C. PAYMENT: The sponsor agrees to pay the university a fixed fixed price of [AMOUNT] for the provision of services, payable as follows: (1) fifty percent (50%) ([AMOUNT]) when implementing the agreement; (2) Forty percent (40%) ([AMOUNT]) at the centre of the project ([DATE]); and (3) ten per cent (10%) ([AMOUNT]) after the substantial completion of services by the university (together the “overall contract price”). To satisfy omb 2 CFR 200, the university is required to review fixed-price contracts that show a significant discrepancy between proposed and actual expenses. If the estimates are consistent and significantly higher than the actual costs, the university is required to review cost estimation methods to address the problem. A fixed price contract with retroactive renewal is suitable for research and development contracts, estimated at a simplified threshold of activity or less, if it is established from the outset that a fair and reasonable fixed price cannot be negotiated and that the amount and short duration of service make the use of other types of fixed-price contracts unfeasible. Significant residual balances of more than 100 t or 25% of the premium amount may call into question the project budget estimate or indicate that some project costs are not properly charged to the project accounts (which generally means that the university subsidizes work involuntarily). Excessive pricing can result in royalties for breach of cost and price rules if federal funds are involved. In addition, excessive remains may threaten the non-profit status of the institution and/or subject the institution to a debt independent of the business tax. As a result, the Vice-President of Research and Dean of the Graduate School, or its designer, must approve transfers of more than $100,000, or 25% of the premium. Excessive residue models are reviewed by the ORA and, if necessary, referred to the scientific officers responsible for studies, measures and/or deviations from the standard payment plan. b) The planned redefinition of the price for subsequent benefit periods at a specified time or date during the performance. Such contracts, however, remain popular despite a history of failed or turbulent projects, although they tend to work when costs are known in advance. Some laws have been written that impose a preference for fixed-price contracts, but many claim that these contracts are in fact the most expensive, especially if the risks or costs are unknown.

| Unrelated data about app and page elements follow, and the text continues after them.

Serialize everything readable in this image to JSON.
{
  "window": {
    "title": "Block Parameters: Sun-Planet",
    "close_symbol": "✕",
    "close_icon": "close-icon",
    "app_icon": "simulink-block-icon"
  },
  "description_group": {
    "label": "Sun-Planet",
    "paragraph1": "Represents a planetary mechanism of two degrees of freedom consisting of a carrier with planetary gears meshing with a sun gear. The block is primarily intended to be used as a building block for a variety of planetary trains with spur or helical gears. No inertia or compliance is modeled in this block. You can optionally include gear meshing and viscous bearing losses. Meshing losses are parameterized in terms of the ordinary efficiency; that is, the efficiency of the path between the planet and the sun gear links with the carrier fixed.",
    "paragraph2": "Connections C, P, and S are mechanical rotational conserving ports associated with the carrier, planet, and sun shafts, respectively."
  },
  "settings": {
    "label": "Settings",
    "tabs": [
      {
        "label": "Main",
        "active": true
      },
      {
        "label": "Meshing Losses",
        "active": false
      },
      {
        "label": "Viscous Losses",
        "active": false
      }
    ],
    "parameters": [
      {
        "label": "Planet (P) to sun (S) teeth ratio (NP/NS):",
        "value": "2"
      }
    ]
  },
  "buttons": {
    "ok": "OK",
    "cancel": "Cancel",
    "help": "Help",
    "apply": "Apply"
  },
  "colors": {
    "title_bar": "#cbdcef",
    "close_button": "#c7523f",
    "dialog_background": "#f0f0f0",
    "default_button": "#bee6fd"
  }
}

 b) The contract may provide for a maximum price based on the assessment of performance uncertainties and their potential impact on costs. This maximum price should provide for the contractor to take a reasonable part of the risk and can only be adapted after its implementation by the operation of contractual clauses providing for a fair adjustment or other modification of the price of the contract in certain circumstances. This means that the seller has agreed to provide work for a fixed amount of money. This type of contract is often used by government contractors to control costs and put the risk on the seller`s side.